But I learned before, that even though Apple jealously guards its own secrets, it doesn't help its customers protect their information from being shared with the world. I learned this when a hard drive stopped working. I bought a replacement from Apple, and they refused to give me the old drive. I had to raise the issue all the way up to Steve Jobs to get the hard drive back. I was really disappointed to see this. I thought of Apple as a highly competent company, and this lack of concern for their customers says something completely different about their competence. For the month it was out of my hands, I have no idea where it was, if it was backed up, and where the data on the drive might have ended up.
I am disappointed that programmers at Path and at Apple and perhaps dozens of other tech companies lack the ethics to stop their employers from using any data they can easily put their hands on. This is like a doctor who sees your wallet on your hospital room nightstand, and copies your credit card numbers, driver's license number, social security card, pictures of family members.
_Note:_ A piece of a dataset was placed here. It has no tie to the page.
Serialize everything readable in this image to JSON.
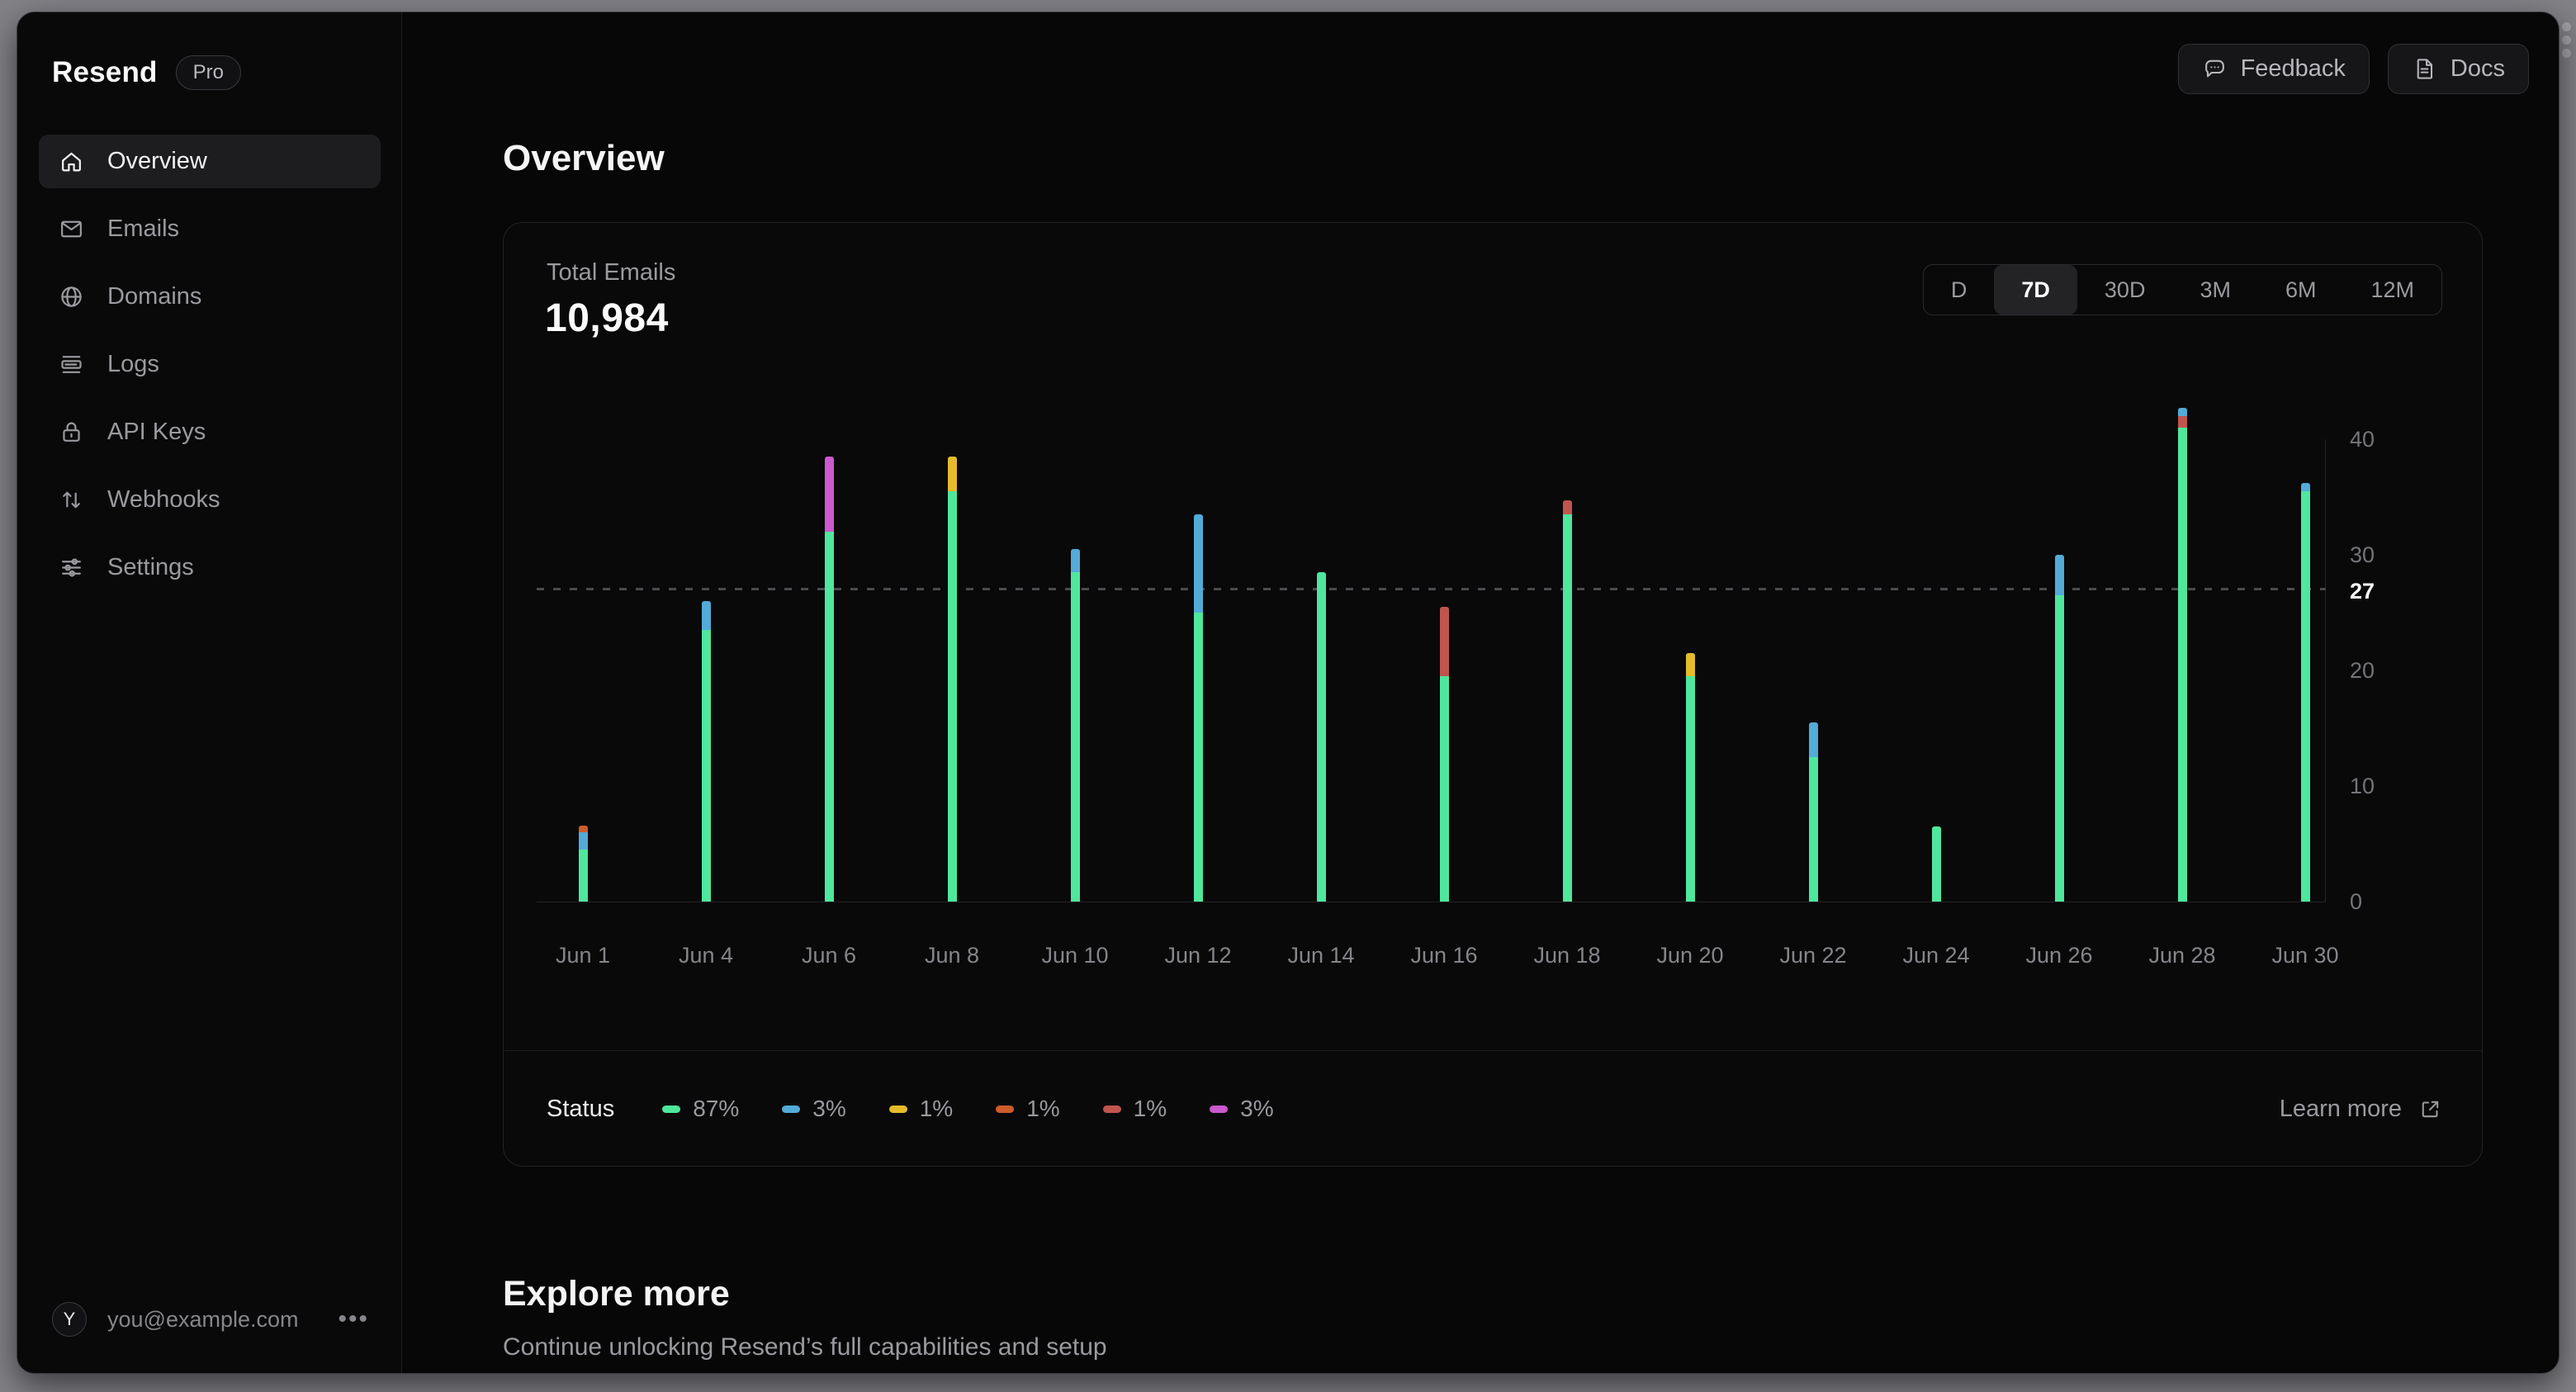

It's there. No one is protecting it. Right? But it's even worse. It's as if the hospital had a policy to copy the info in all wallets left on patient's nightstands.
All these are moral questions, important, but not totally pragmatic.
The pragmatic question, for Apple to answer, is this.
Can users store private information on iPhones and iPads and at the same time use apps?
Pretty simple. It seems to me that the two actions are incompatible. If you install even one app on your iPhone or iPad, all your data is compromised. Since the tech industry is the predator here, we have to think for ourselves.
This is the issue that Consumer Reports and the FTC should be looking into. How about Congressional hearings? Bend over backwards to protect users the same way you would protect the entertainment industry.
I would have added that the NY Times should be weighing in too, but they already have. And Nick Bilton, writing in the Times, was right that information in address books, in some contexts, is a matter of life and death. In some countries in some contexts people do get killed for talking to reporters.